Bishop Joseph Kopacz and Bishop James Swanson signed a letter to the editor together today endorsing Initiative 42. The letter was distributed to news outlets across the state.
“Any long-term solution to poverty in this country must pay serious attention to education, public and private, in school and out of school. Lack of adequate education, especially in inner city setting, prevents many poor people from escaping poverty.” The United States Conference of Catholic Bishops wrote these words in a document called Economic Justice for All, but they are especially apt to a discussion of education in Mississippi.
The bishops go on to say, “Since poverty is fundamentally a problem of powerlessness and marginalization, the importance of education as a means of overcoming it cannot be overemphasized.” We affirm this notion and wish to put our full support behind Initiative 42, the ballot initiative meant to ensure full funding for education in the Magnolia State.
We find equal support from the United Methodist Church’s Book of Discipline.

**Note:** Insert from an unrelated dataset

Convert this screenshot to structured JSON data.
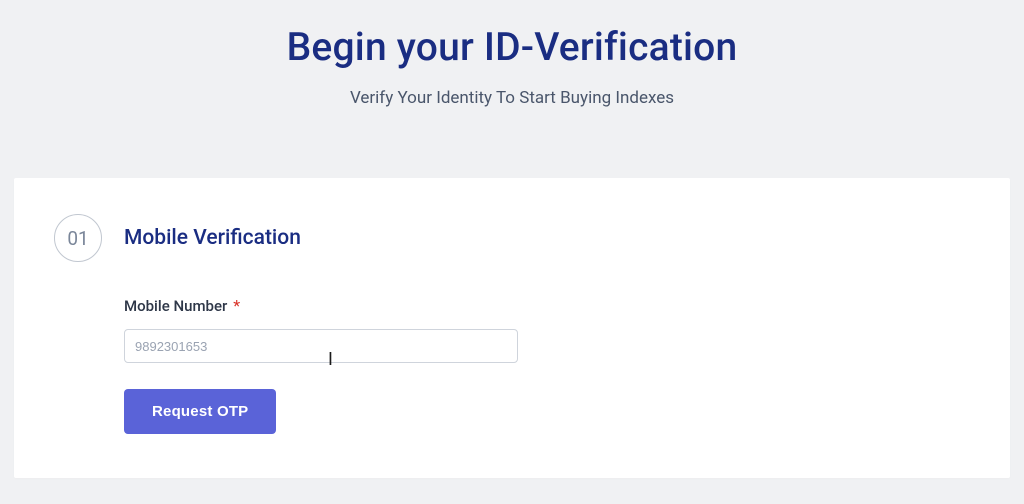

“We believe that every person has the right to education. We also believe that the responsibility for education of the young rests with the family, faith communities, and the government. In society, this function can best be fulfilled through public policies that ensure access for all persons to free public elementary and secondary schools and to post-secondary schools of their choice.”
Education is the path out of poverty. It empowers individuals and communities, helps people get better jobs and helps equal the playing field for everyone. We cannot have strong schools unless we provide the resources the schools need to properly educate students, pay for good teachers, supplies and training. Initiative 42 is a way to do that.
We know that racial inequalities manifest themselves in the education system in Mississippi. Approximately three-quarters of majority white school districts are rated A or B while in majority African American Districts less than 10 percent of the schools are rated A or B. Advocates attempted to equal the playing field by passing the Mississippi Adequate Education Program (MAEP), but lawmakers have consistently refused to follow the law they themselves passed.
The MAEP has only been fully funded twice since its inception. Over time, the cumulative effects of underfunding the formula have had disproportionate effects on schools in low-income communities, which are typically minority communities experiencing population loss that have limited means to make up the difference through local property taxes.
Initiative 42 simply asks lawmakers to follow the law already in place. We know the MAEP formula was designed to address inequities in education funding, ensuring that children in the most impoverished and vulnerable communities have the same access to education as every other Mississippi child.
We would like to urge the faithful in our communities to support Initiative 42 on Nov. 3, and encourage you research the ballot itself, which could be misleading. Voters must approve the amendment to the constitution and then vote in favor of the initiative. This is an opportunity to move Mississippi forward as a united community.
Yours in Christ,
Bishop Joseph Kopacz
Roman Catholic Diocese of Jackson
Bishop James E. Swanson, Sr.
Resident Bishop, Mississippi Area, The United Methodist Church
Director of Communications